Office of Massachusetts State Senator Adam Hinds, Boston, MA
As an intern for State Senator Adam Hinds, I have had the unique opportunity to be involved in both statewide affairs and issues affecting the Berkshire communities; and to be involved, learn, and work on issues affecting Williamstown and its neighbors. Additionally, the timing of this internship occurred over the most important stretch of the legislative session as all bills for this year must be passed before July 31st. I witnessed a complex time involving issues of telemedicine and loss of state revenue resulting from the Covid-19 pandemic. I saw the creation of a new state holiday on Juneteenth and a legislative fight for police reform amidst the current fight for racial equity.
With the entire office working remotely, Chief of Staff Stephen Maher and I crafted my internship to involve independent and group work.

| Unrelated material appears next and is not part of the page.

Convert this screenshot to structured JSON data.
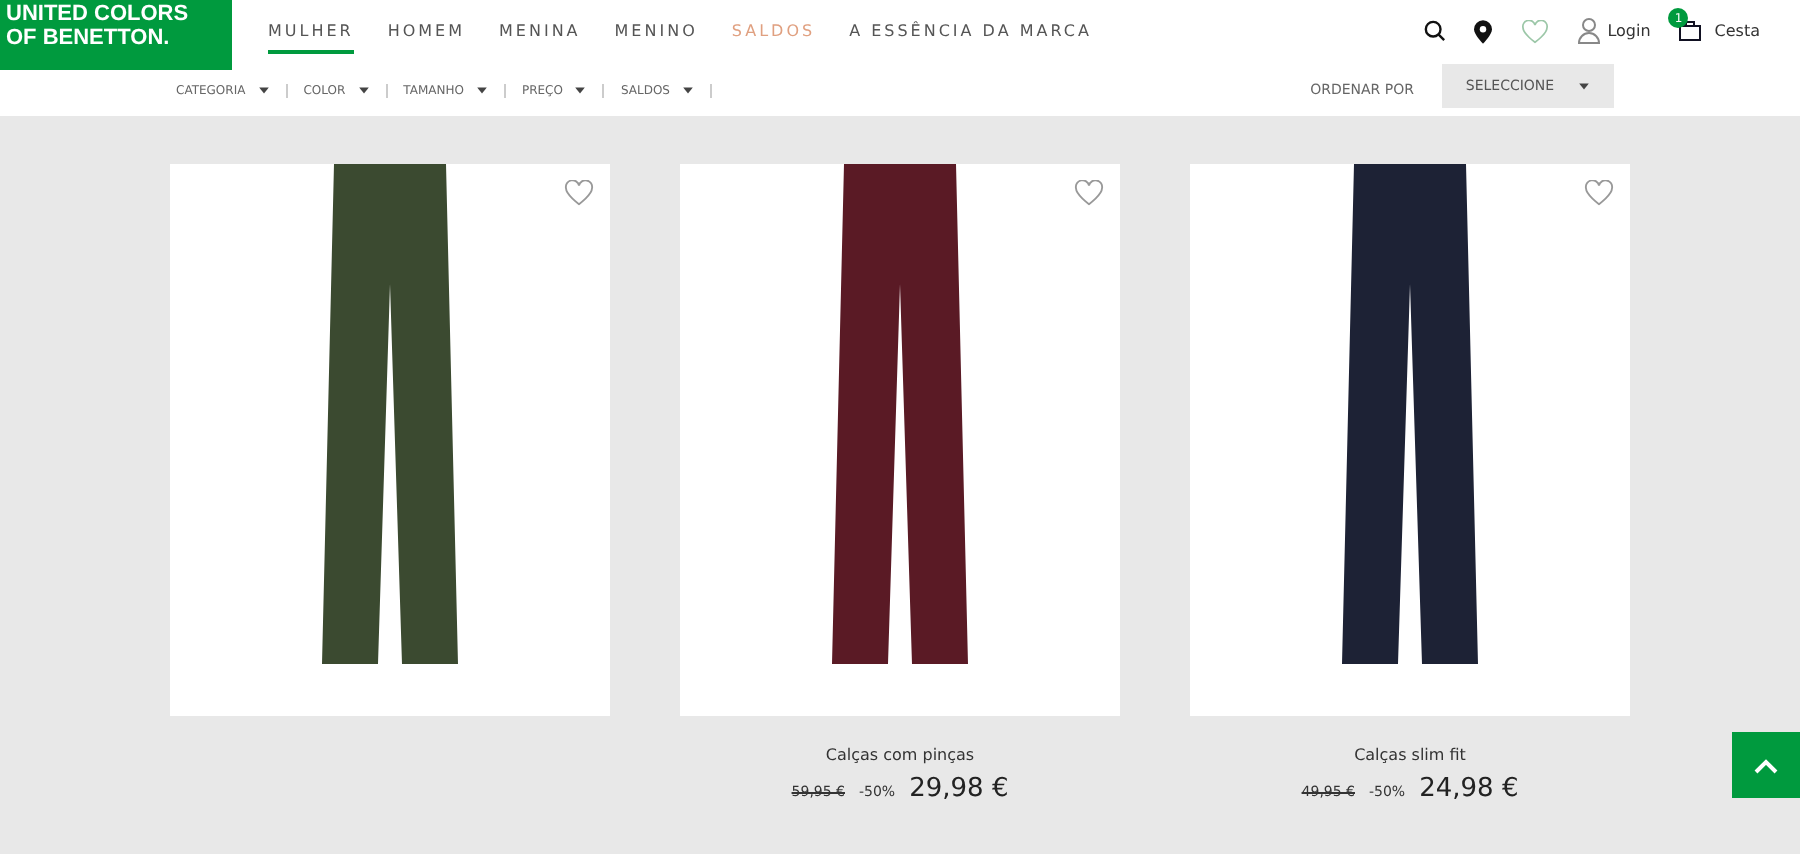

My main work centered on major research projects including a deep dive into employee ownership structures. For this, I spoke with individuals in California, Colorado, New Jersey, New York, as well as three different businesses owners who operate in the Berkshires. The report and recommendations I made led to an invitation to attend a virtual conference on employee ownership at Rutgers. Other research projects involved homelessness, housing, and police reform. My research needed to balance the economic and political situation in the Berkshires with the innovative ideas happening in other communities. To create actionable recommendations, I had to factor both the ideal end results with the available means.
In addition to research, my days were filled with media reports, summaries of Governor Charlie Baker’s briefings, note taking on a range of meetings, and other small projects. Furthermore, this internship allowed me to form a personal connection with each member and learn from them directly.
This internship reinforced a dream I have had since elementary school of working in government, as I continuously saw the tangible ways good government betters the lives of its citizens. That said, political science is just one way to get there. I want to continue studying economics because of its intersection with public policy. An understanding of this field will lead to better decision-making regarding allocation of available and limited resources in trying to meet great ends.
My experience and learning would not have been possible without the support of Mr. James Marver ’72. Thank you for allowing students like me to explore and take risks as we navigate our own career path. I would also like to thank the ’68 Center for Career Exploration, and in particular Ms. Dawn Dellea, for organizing this program and helping me think through my options. My work and career will change over my life, but this summer with Senator Adam Hinds, Stephen Maher, and the rest of the staff will continue to be an opportunity that I cherish.